● **What needs to be done**
A faithful copy of each entry below is expected, with the images removed.
====== The data ======
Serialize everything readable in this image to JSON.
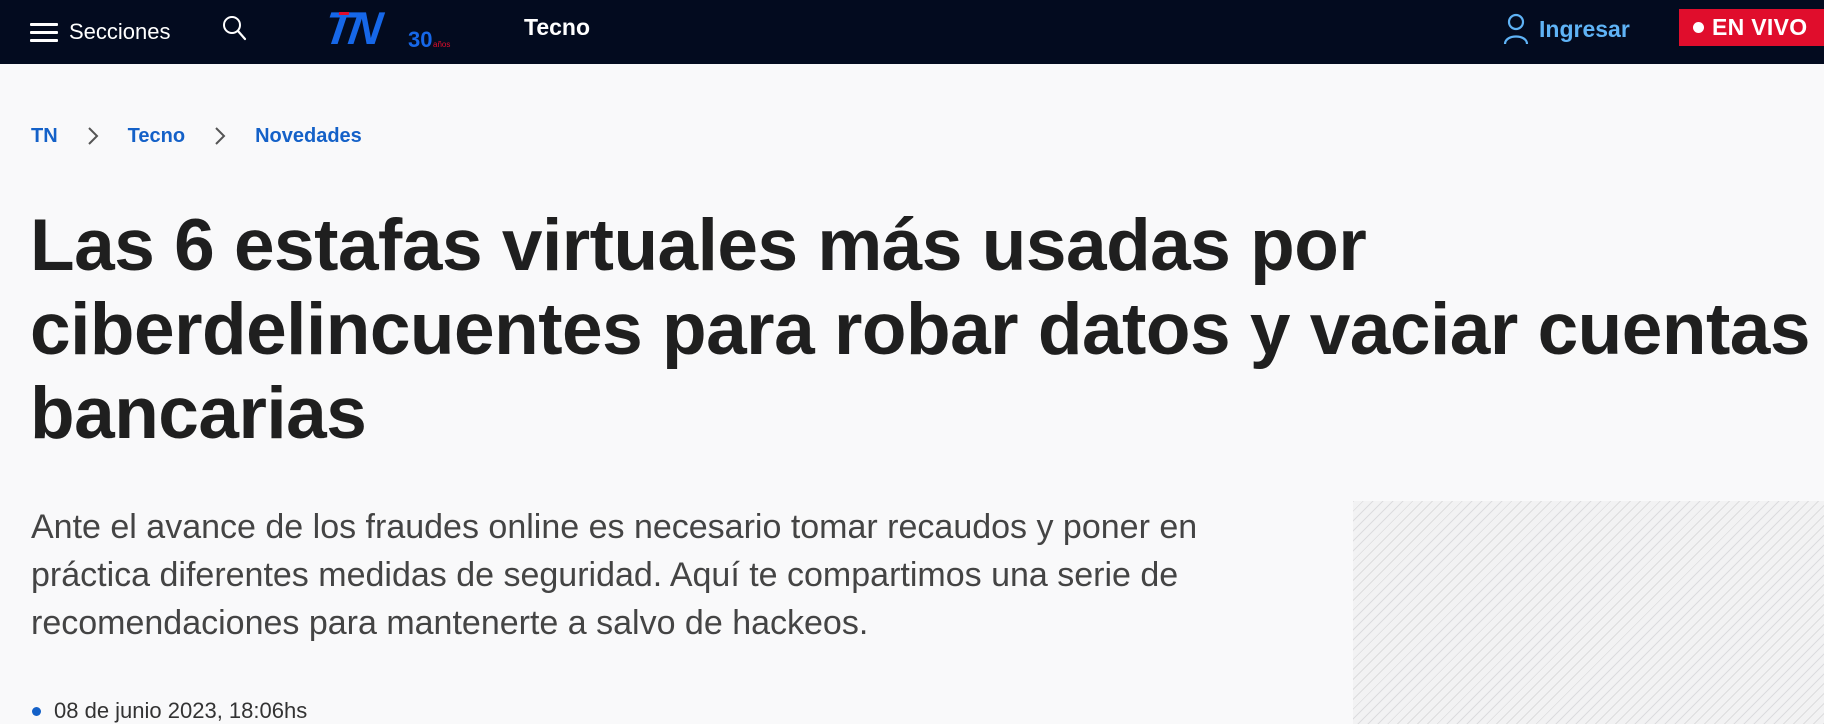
{
  "header": {
    "menu_label": "Secciones",
    "logo_text": "TN",
    "logo_badge": "30",
    "logo_badge_sub": "años",
    "section": "Tecno",
    "login_label": "Ingresar",
    "live_label": "EN VIVO"
  },
  "breadcrumb": [
    {
      "label": "TN"
    },
    {
      "label": "Tecno"
    },
    {
      "label": "Novedades"
    }
  ],
  "article": {
    "title": "Las 6 estafas virtuales más usadas por ciberdelincuentes para robar datos y vaciar cuentas bancarias",
    "lead": "Ante el avance de los fraudes online es necesario tomar recaudos y poner en práctica diferentes medidas de seguridad. Aquí te compartimos una serie de recomendaciones para mantenerte a salvo de hackeos.",
    "date": "08 de junio 2023, 18:06hs"
  },
  "colors": {
    "header_bg": "#030b1f",
    "accent_blue": "#1461c8",
    "login_blue": "#5fb3f6",
    "live_red": "#e00d2c"
  },
  "icons": [
    "menu-icon",
    "search-icon",
    "user-icon",
    "chevron-right-icon",
    "live-dot-icon"
  ]
}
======
● **Answer space**
Serialize everything readable in this image to JSON.
{
  "header": {
    "menu_label": "Secciones",
    "logo_text": "TN",
    "logo_badge": "30",
    "logo_badge_sub": "años",
    "section": "Tecno",
    "login_label": "Ingresar",
    "live_label": "EN VIVO"
  },
  "breadcrumb": [
    {
      "label": "TN"
    },
    {
      "label": "Tecno"
    },
    {
      "label": "Novedades"
    }
  ],
  "article": {
    "title": "Las 6 estafas virtuales más usadas por ciberdelincuentes para robar datos y vaciar cuentas bancarias",
    "lead": "Ante el avance de los fraudes online es necesario tomar recaudos y poner en práctica diferentes medidas de seguridad. Aquí te compartimos una serie de recomendaciones para mantenerte a salvo de hackeos.",
    "date": "08 de junio 2023, 18:06hs"
  },
  "colors": {
    "header_bg": "#030b1f",
    "accent_blue": "#1461c8",
    "login_blue": "#5fb3f6",
    "live_red": "#e00d2c"
  },
  "icons": [
    "menu-icon",
    "search-icon",
    "user-icon",
    "chevron-right-icon",
    "live-dot-icon"
  ]
}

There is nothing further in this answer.